The general procedures which will be used in the program should be clearly presented at the outset. This presentation should include a statement of the problem, the program's goals, the steps in the process, and the method of decision making, and an estimate of the amount of time that the program will take. The parties must also establish rules of conduct, or ground rules. Ground rules can be used to govern the parties' behavior, the procedures used in negotiation, or the range of substantive issues which will be discussed. Ground rules may need to be written down when the parties are distrustful or unfamiliar with each other. In other cases an oral statement of the rules may be sufficient. Usually the program manager drafts a set of ground rules and gives them to the parties before meetings begin. The parties may suggest changes or additions; however, they must all agree to accept some set of rules before negotiations can proceed. If needed, the rules may be changed later in the process. Once again, however, any changes to the rules must be agreed upon by all of the parties.

Educating the Parties

In the early sessions the parties must educate each other regarding their respective concerns, interests, perspectives, assumptions and information. This stage is crucial in that it exposes each side's perspective to the other, and gives each side a sense of having been heard by the other. This non-threatening form of interaction can lay the groundwork for further fruitful interactions in more difficult conditions. The education stage should open with a review of the history and context of the problem from each side's perspective. Parties may do this by recounting the history of their own involvement in the problem. Next, the parties must identify the important issues. Representatives must be careful to present all the issues of concern to their constituencies. The parties must distinguish between primary and secondary issues, and decide the order in which to address the issues. The program manager may elicit issues by having each party explain their concerns to the other, or by having each party present a issue in turn until all the issues have been raised. Once the issues have been presented, discussion should turn to identifying the parties' underlying interests or concerns. For example, the size of a proposed facility might be an issue, while maintaining the environment and limiting traffic are interests. Eliciting the parties' interests can be difficult, as parties tend to leap ahead to proposed solutions rather than focusing on their underlying interests. The authors suggest that "if more than twenty-five participants are involved, they should be asked to divide into small groups so that everyone can participate in the discussion."[p. 130] The education process also gives the parties a chance to examine each other's data. Before they can develop a solution, the parties must agree on the data. When there are differing data, or when the information is complex or technical, it may be helpful to have a technical expert explain the data. Such an expert must be objective, and must be able to make the information accessible to the parties. When the data is more generally accessible, the parties can discuss discrepancies themselves. Differing data may be the result of different starting assumptions, different sources, or different methodologies. Even when the parties cannot agree on a specific fact or figure, they may be able to agree on a range of possible figures, and so proceed.

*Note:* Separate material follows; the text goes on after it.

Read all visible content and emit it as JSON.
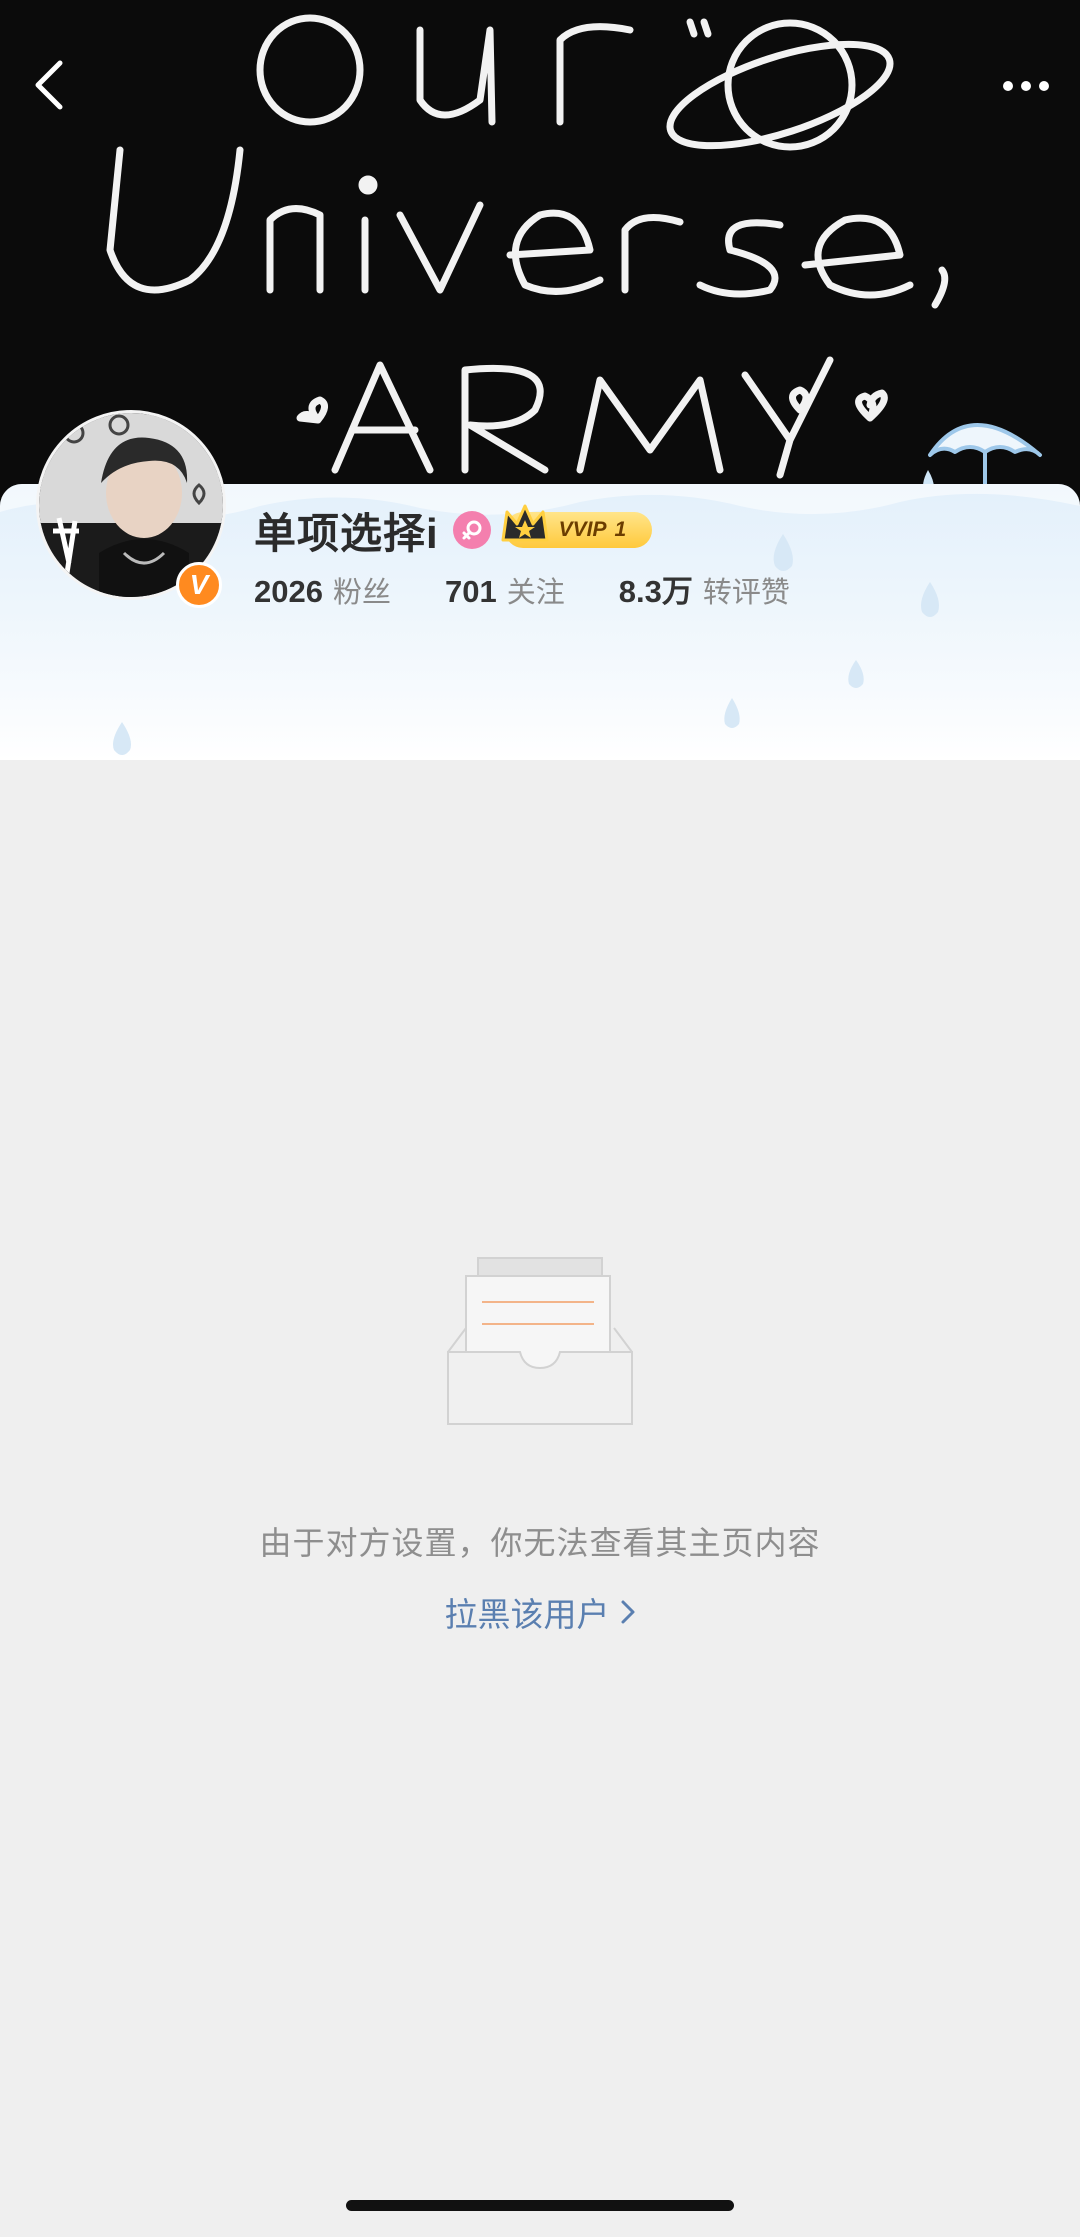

Developing Options for Solving the Dispute

Having identified the issues and interests and agreed on the facts, the parties are now ready to develop possible solutions to the problem. These possible solutions may focus on particular issues, or may take the form of comprehensive proposals. Parties are discouraged from evaluating the potential solutions, and encouraged to develop multiple proposals based on their interests. The authors note that "at this stage the goal is to produce the broadest possible selection of alternatives."[p. 132] Generating a broad range of alternatives is key to finding a solution which best satisfies all the parties' interests. Carpenter and Kennedy suggest a number of techniques for generating options. The parties may work together as a whole to brainstorm for alternatives. More complex disputes may be broken down into issues, and each issue addressed by a separate task group. Outside experts can be called upon to present options when the parties are too distrustful of one another to work together creatively. This approach is also useful when the dispute is very technical. In a variation on the traditional negotiation process, each party may be asked to generate a proposal which would meet everyone's interests. Often, visible public figures will be reluctant to associate themselves with such tentative and preliminary options. In such cases an intermediary can conduct separate, private brainstorming sessions with each side. The results of those sessions are then presented anonymously to the group for further discussion.

Once a broad array of possible solutions have been presented, they parties may then move on to the final step in the dispute resolution process: evaluating the proposals and reaching an agreement.